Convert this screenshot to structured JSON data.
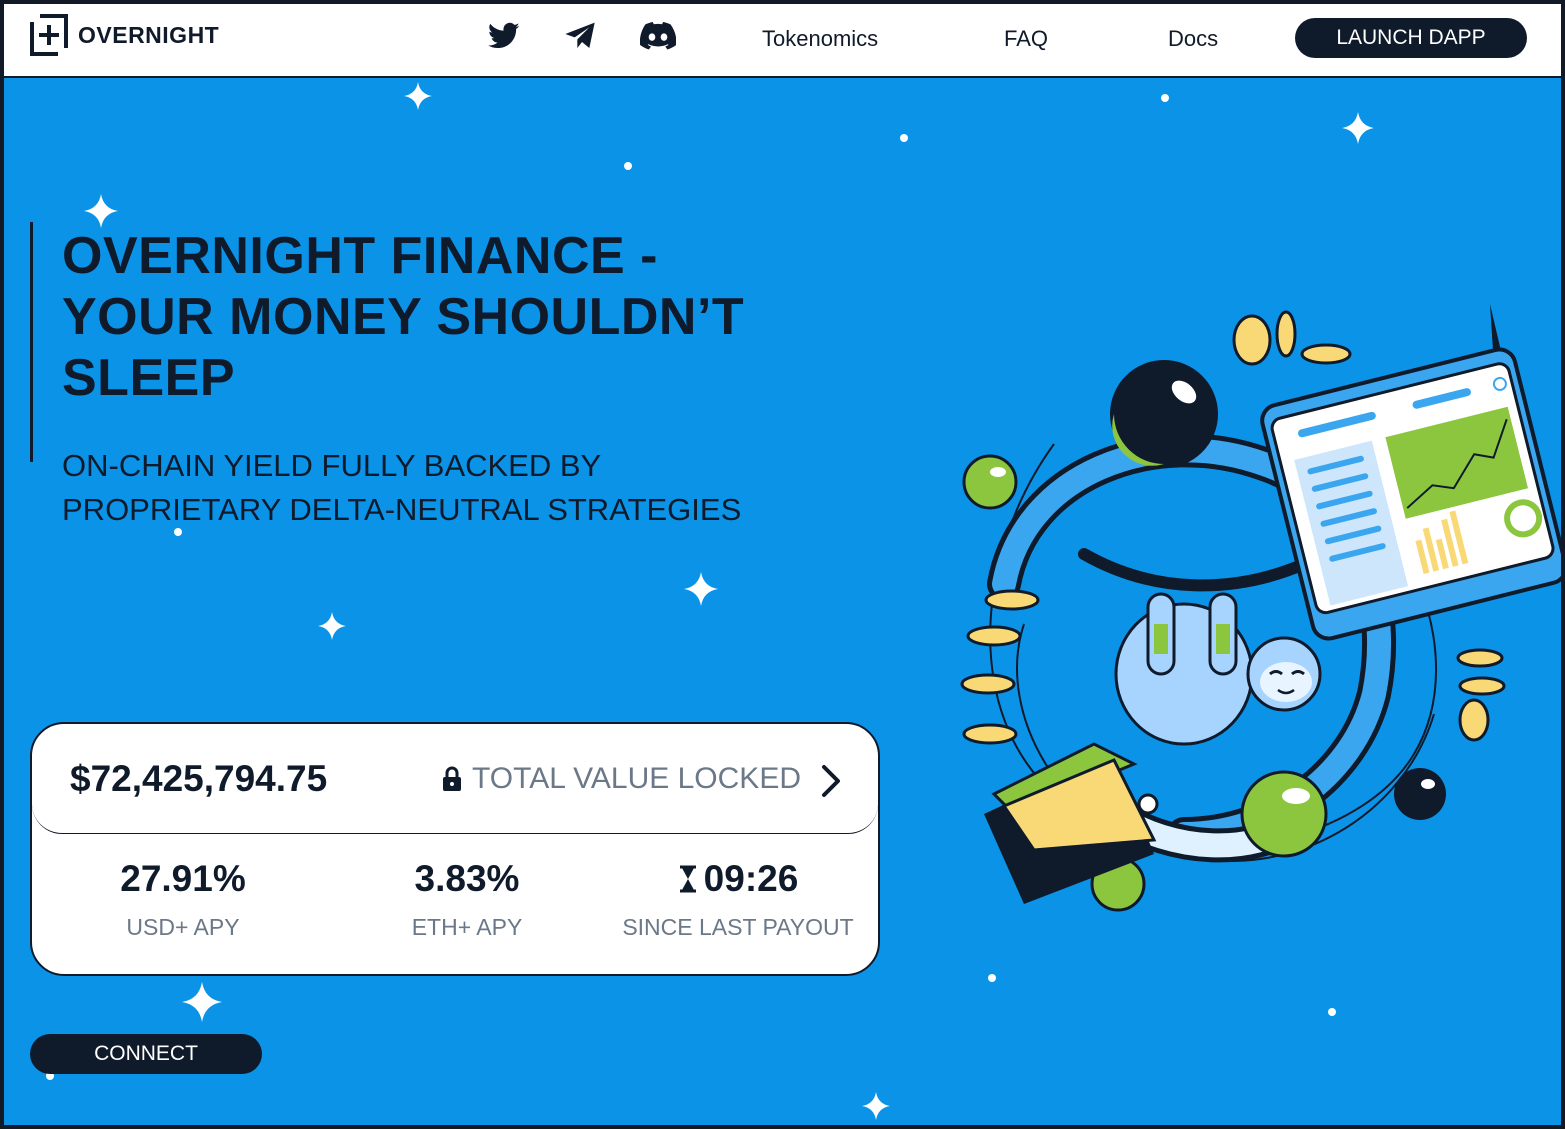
{
  "brand": {
    "name": "OVERNIGHT"
  },
  "header": {
    "social": [
      "twitter-icon",
      "telegram-icon",
      "discord-icon"
    ],
    "nav": [
      {
        "label": "Tokenomics"
      },
      {
        "label": "FAQ"
      },
      {
        "label": "Docs"
      }
    ],
    "launch_label": "LAUNCH DAPP"
  },
  "hero": {
    "title_line1": "OVERNIGHT FINANCE -",
    "title_line2": "YOUR MONEY SHOULDN’T",
    "title_line3": "SLEEP",
    "subtitle_line1": "ON-CHAIN YIELD FULLY BACKED BY",
    "subtitle_line2": "PROPRIETARY DELTA-NEUTRAL STRATEGIES"
  },
  "stats": {
    "tvl_value": "$72,425,794.75",
    "tvl_label": "TOTAL VALUE LOCKED",
    "items": [
      {
        "value": "27.91%",
        "label": "USD+ APY"
      },
      {
        "value": "3.83%",
        "label": "ETH+ APY"
      },
      {
        "value": "09:26",
        "label": "SINCE LAST PAYOUT"
      }
    ]
  },
  "connect_label": "CONNECT",
  "colors": {
    "background": "#0b93e8",
    "navy": "#0f1a2b",
    "lime": "#8cc63f",
    "yellow": "#f9d976"
  }
}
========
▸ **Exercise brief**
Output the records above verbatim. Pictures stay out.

▸ **Finished task**
Convert this screenshot to structured JSON data.
{
  "brand": {
    "name": "OVERNIGHT"
  },
  "header": {
    "social": [
      "twitter-icon",
      "telegram-icon",
      "discord-icon"
    ],
    "nav": [
      {
        "label": "Tokenomics"
      },
      {
        "label": "FAQ"
      },
      {
        "label": "Docs"
      }
    ],
    "launch_label": "LAUNCH DAPP"
  },
  "hero": {
    "title_line1": "OVERNIGHT FINANCE -",
    "title_line2": "YOUR MONEY SHOULDN’T",
    "title_line3": "SLEEP",
    "subtitle_line1": "ON-CHAIN YIELD FULLY BACKED BY",
    "subtitle_line2": "PROPRIETARY DELTA-NEUTRAL STRATEGIES"
  },
  "stats": {
    "tvl_value": "$72,425,794.75",
    "tvl_label": "TOTAL VALUE LOCKED",
    "items": [
      {
        "value": "27.91%",
        "label": "USD+ APY"
      },
      {
        "value": "3.83%",
        "label": "ETH+ APY"
      },
      {
        "value": "09:26",
        "label": "SINCE LAST PAYOUT"
      }
    ]
  },
  "connect_label": "CONNECT",
  "colors": {
    "background": "#0b93e8",
    "navy": "#0f1a2b",
    "lime": "#8cc63f",
    "yellow": "#f9d976"
  }
}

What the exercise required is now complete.